Last fall when I went to see Nine Inch Nails in concert, I came out of it in shock. Because at concerts, I throw myself into the music, and the emotion, and the energy, as much as I can. My measure of intensity is directly related to how much I get out of the experience. And with Nine Inch Nails, I throw myself further down that spiral than I do with any other artist, save for Depeche Mode.
And at the Oakland show, last fall, I was overwhelmed by a whole flood of emotion I’d carefully locked up ten years before. And it happened again last night. So now I have to open a fairly major question – am I really that calm? Am I really that Zen? Do I want to be that way?
Let’s backtrack a bit here. As I have been addressing more and more of who I am – versus who I thought I was supposed to become – I have been faced with How Much Of Me Is Left. It’s superficial, so far. It’s just goth, it’s just black, it’s just being a do-gooder geek. My love of history and reading, my drive to save the world, everything I was by nature, that I pushed down because I was pushing so hard to fit into mainstream America. I bought mall clothes! I subscribed to Cosmo! I developed an obsession with Sex and the City! I bought slutty club clothes and went out dancing! I did everything that I thought a twenty something normal girl would do.
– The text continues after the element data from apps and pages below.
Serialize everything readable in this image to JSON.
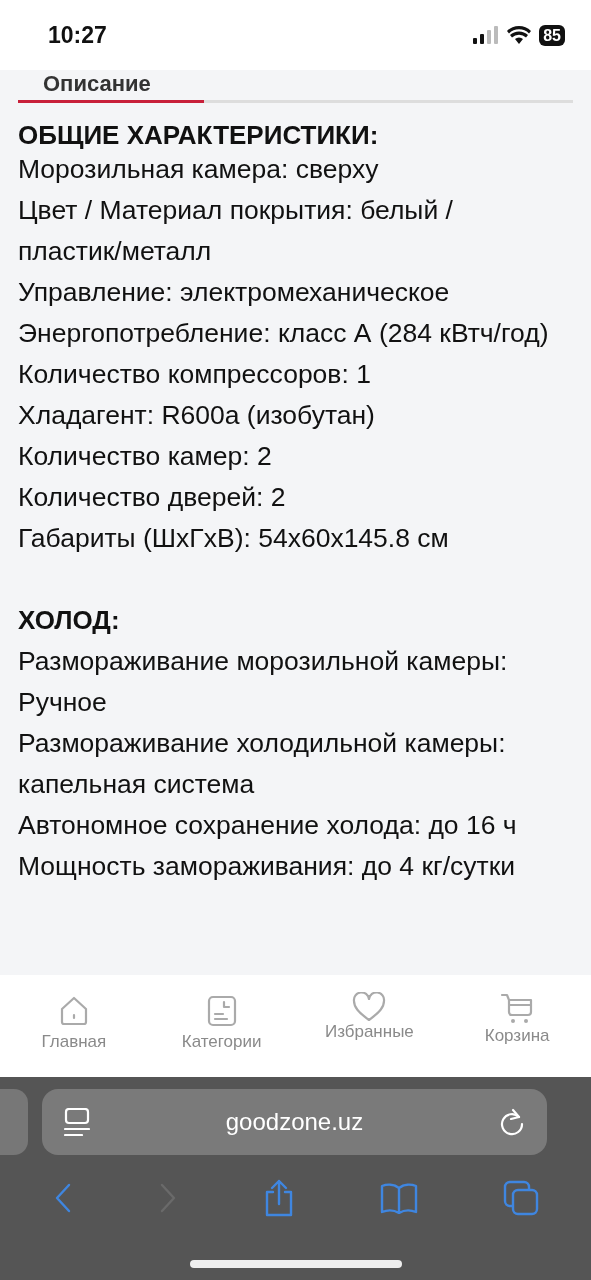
{
  "status_bar": {
    "time": "10:27",
    "battery": "85"
  },
  "tab": {
    "label": "Описание"
  },
  "sections": [
    {
      "heading": "ОБЩИЕ ХАРАКТЕРИСТИКИ:",
      "lines": [
        "Морозильная камера: сверху",
        "Цвет / Материал покрытия: белый / пластик/металл",
        "Управление: электромеханическое",
        "Энергопотребление: класс А (284 кВтч/год)",
        "Количество компрессоров: 1",
        "Хладагент: R600a (изобутан)",
        "Количество камер: 2",
        "Количество дверей: 2",
        "Габариты (ШхГхВ): 54x60x145.8 см"
      ]
    },
    {
      "heading": "ХОЛОД:",
      "lines": [
        "Размораживание морозильной камеры: Ручное",
        "Размораживание холодильной камеры: капельная система",
        "Автономное сохранение холода: до 16 ч",
        "Мощность замораживания: до 4 кг/сутки"
      ]
    }
  ],
  "bottom_nav": [
    {
      "kind": "home",
      "label": "Главная"
    },
    {
      "kind": "categories",
      "label": "Категории"
    },
    {
      "kind": "favorites",
      "label": "Избранные"
    },
    {
      "kind": "cart",
      "label": "Корзина"
    }
  ],
  "browser": {
    "url": "goodzone.uz",
    "forward_disabled": true
  }
}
Let’s put it this way: I am accepting that I am a freak. I’m always going to be a freak. And I was so fucking miserable as a freak as a teenager that I pushed myself to grow up into an adult who looked and acted like she didn’t know what freaks were. And I didn’t learn that the first time in the States, apparently – even though pushing against my nature almost drove me to suicide. The second time back in America, I did a bit better with it, but let’s face it, Jillian – your first year and a half here had a definite theme to it, and that theme was Let’s Pretend You Were Popular In High School.
Maybe it was told to me, maybe I told myself, but I’ve repeated as a mantra, “you’re not broken, Jillian. You’re normal now. There’s nothing wrong with you. You’re not what you were, the fat lonely housewife in Seattle, the freak from Oak Bay High. You’ve made yourself normal.”
And then last November happened, and I turned myself inside out, and the climax of that happened at Nine Inch Nails – and I started crying. Not because I’m not ever going to be normal, although that’s hard for me to accept, the fact that I’m always going to be a bit different. And yeah, I’m not as fucked up as a lot of people are. But I need to stare down everything that was wrong with me, every fear I don’t want to accept, every shred of hate I still carry, all the resentment that I’ve shoved down under a layer of tranquillity. I can’t just reinvent myself and make it go away. I only wish I could.
In “Lady Oracle”, Margaret Atwood referred to her former fat self following her as she changed shape, and changed mentality. The Fat Lady, she called her, this alter ego. Only mine isn’t a fat lady anymore. Mine grew up, as I have. There is no fat freak reject wandering on the outskirts of my mind anymore. Last night, I realized, my alter ego is made up of all the hate and all the resentment and all the despair that I’ve shoved down into myself. And she’s thinner – but only through destructive means, like I was seven years ago in Seattle – and then trades on that for further self-destruction, like I did when I was in Amarillo. There is a side of myself apparently rampaging my subconscious that is still capable of a lot of very bad things.
It’s at odds with who I thought I was becoming, and it’s not part of who I thought I was. Yet it’s there. And I don’t want to address that. I’d love to keep surfing through my life, lightly. I’d like to believe that the SoCal sunshine has burned out all the darkness that was in me. Now, I’m becoming strong enough to accept that I have a lot of resentment and negativity that I’ve shoved down rather than air and address, even if it’s only with myself. I, Jillian, have to start to deal with this – and now. Or I’ll lose the window to, and although I might convince myself differently, I’m not going to ever really own myself, and become the whole person I can be.
So that’s what comes out of a Nine Inch Nails show. That despite growing up a lot, and growing more and more into myself, I am still not completely aware of everything that goes on in my mind and my heart. It’s 2006 now. I’m almost twenty-eight. It’s time I finished addressing the ten years between eighteen and now, accepted who I was and who I am, and made myself complete.